Seems Dennis Brady wishes to re-invent the wheel:
http://www.lampworketc.com/forums/showthread.php?p=1984187#post1984187 (top of page two)
I’m hoping we can find some “formula” that equally, and with reasonable accuracy, considers hood size, distance from torch, and fan capacity. Any of those three factors is meaningless without considering how it’s affected by the other two.
Actually, Dennis, if you would take the time to do some very basic research (such as reading up on ventilation basics — you don’t even have to read what I’ve written, read Dale’s writings, read those of OSHA, NIOSH, or even the ACGIH) you will see that the formula already exists.
Step one: Figure out how big a hood/enclosure you want.
Step two: Multiply the hood coverage area (in square feet) by 125 or the enclosure opening (in square feet) by 100. That is your required CFM.
Step three: Calculate the losses induced by the duct size, run and number of bends. Look up in the fan performance tables to see what the end CFM after losses is. Use the tables to select the fan you need.
Step four: Build your hood/enclosure per the above. Install the torch under the hood (being sure that the flame plume is totally captured by the hood as per my suggestion here) or install the torch so that the end (face) of the torch is at least 3-4 inches inside the enclosure.
Step five: Supply sufficient make up air to the room, via any number of various ways described here and elsewhere.
Step six: Turn on the torch and start making glass.
It really is that simple, Dennis.

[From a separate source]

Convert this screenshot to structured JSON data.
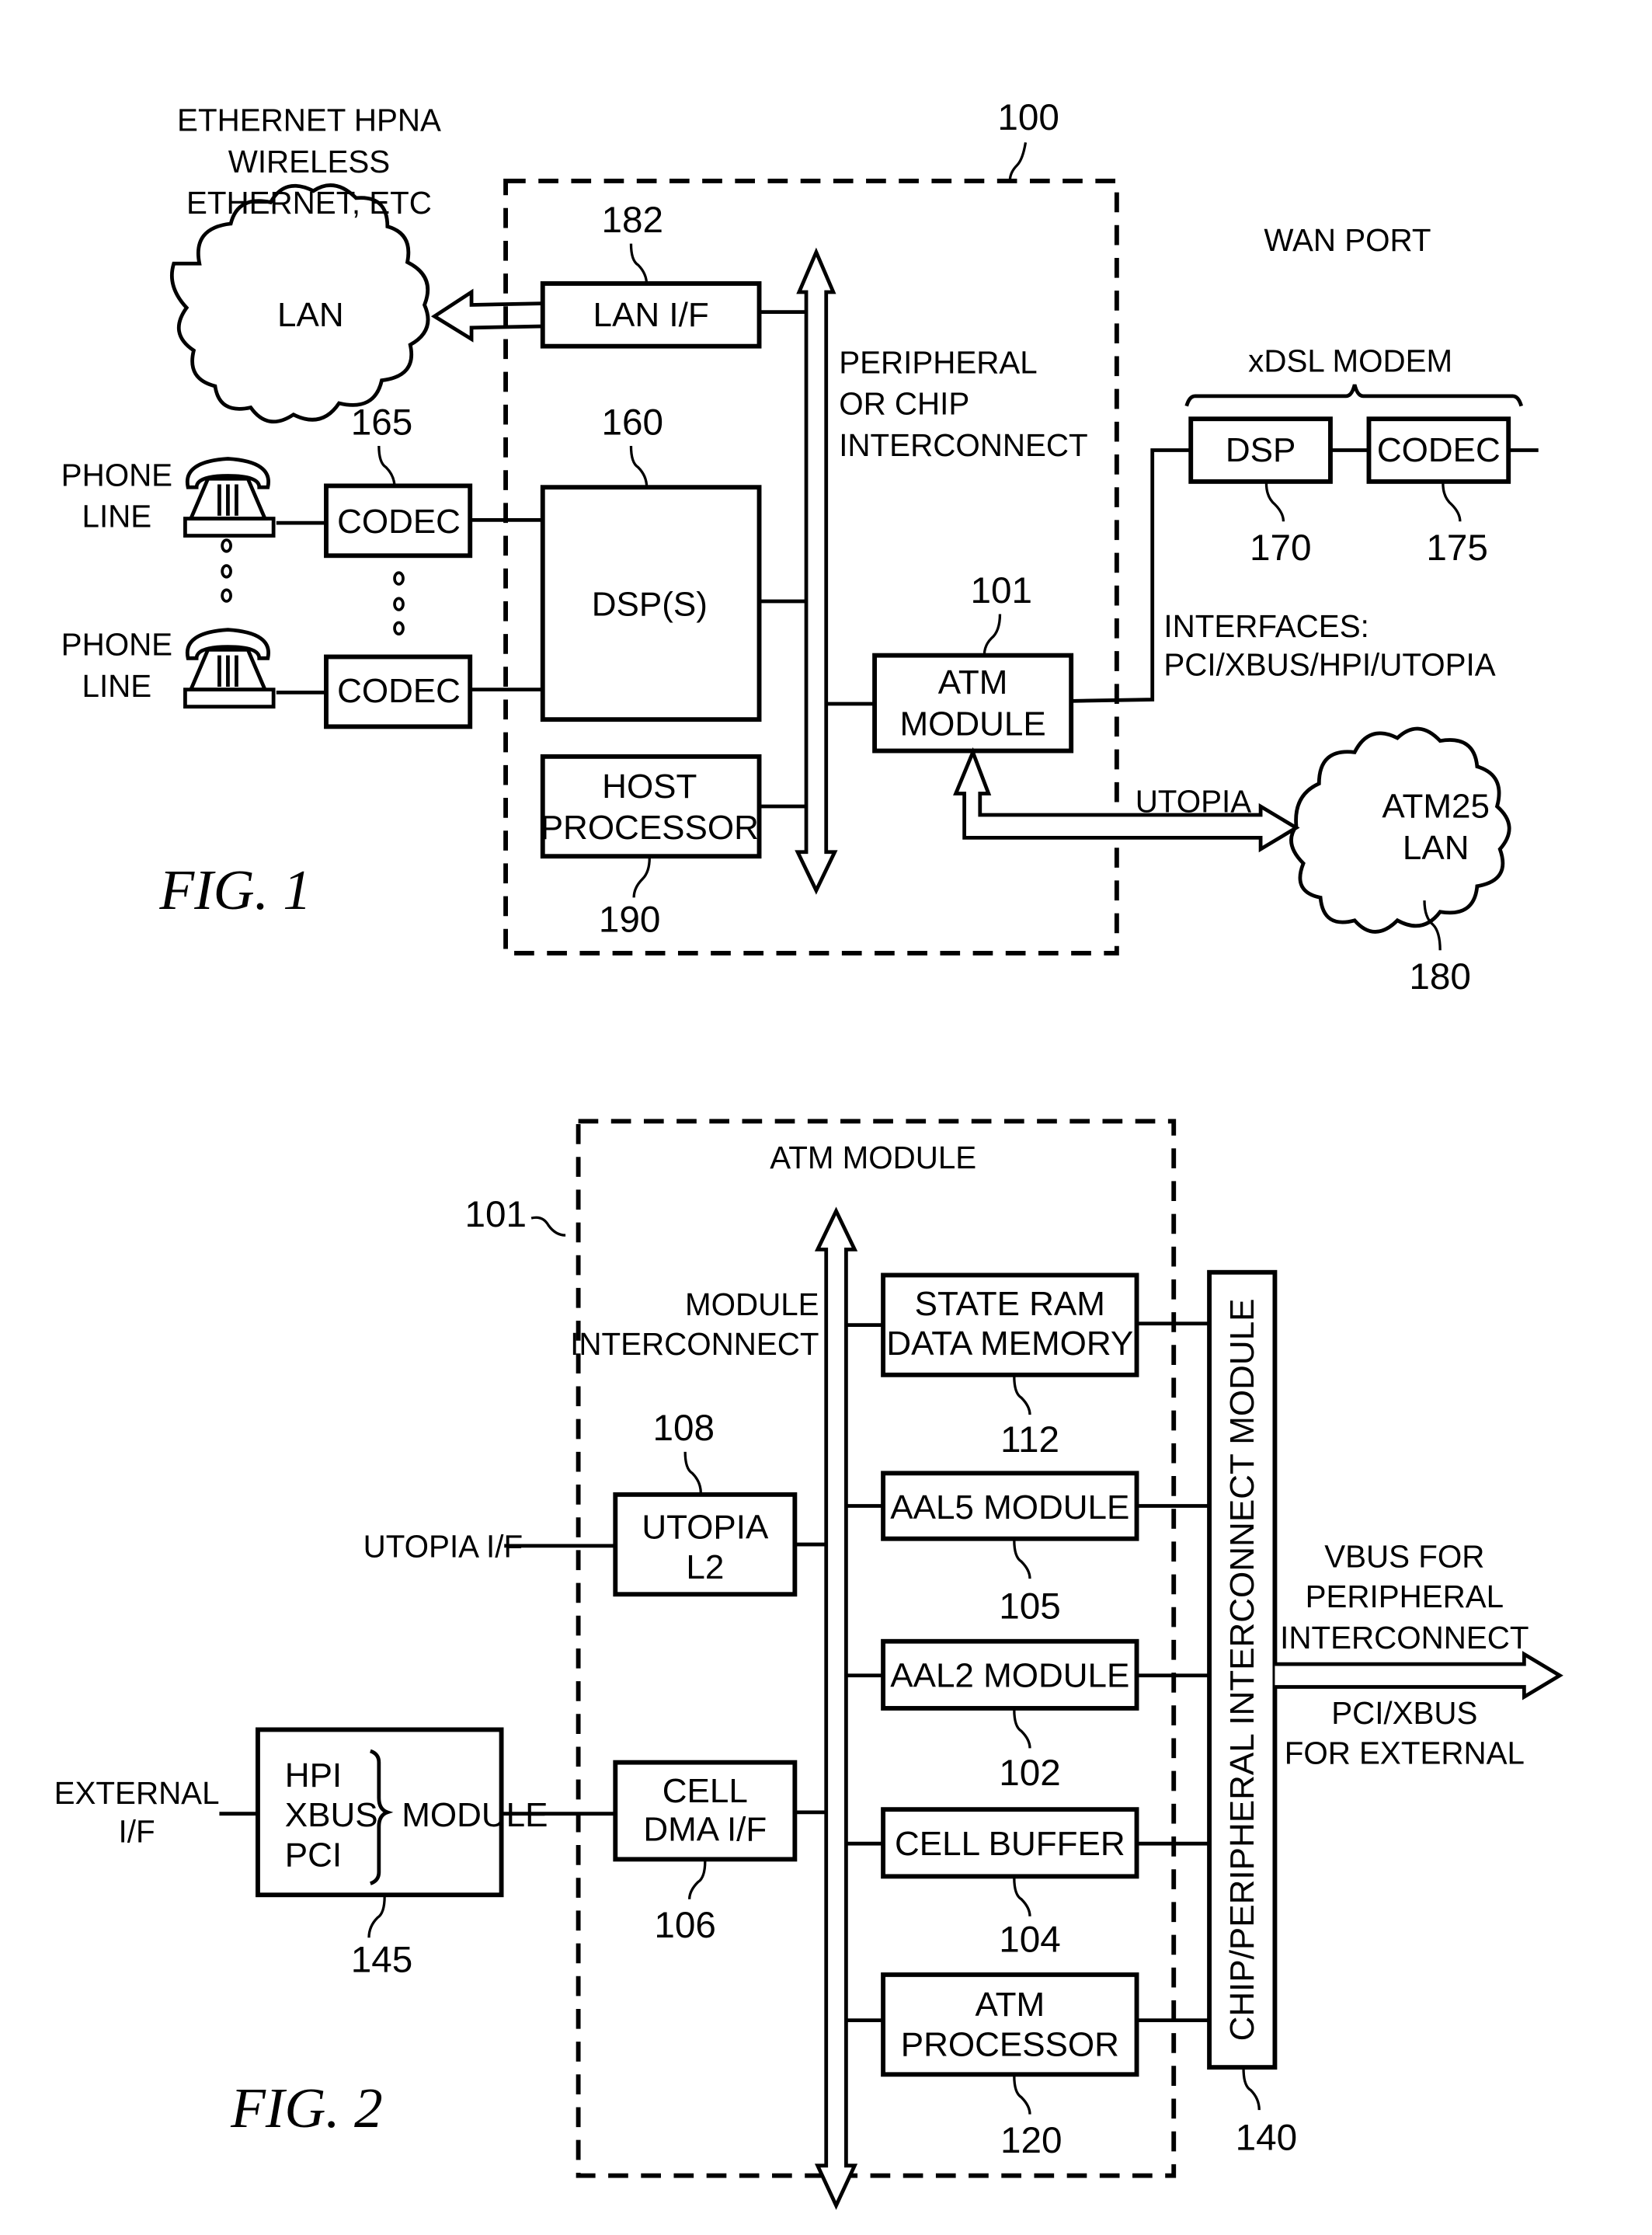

But, don’t mind me — go right ahead and find out the hard way.
And don’t forget fellow readers, that Dennis doesn’t believe that the American organizations dedicated to safety are worth listening to. If you read his writings on safety over the past couple of years, he advocates using bulk tanks indoors (despite yesterdays incident) and other unsafe glassworking activities ad nauseum.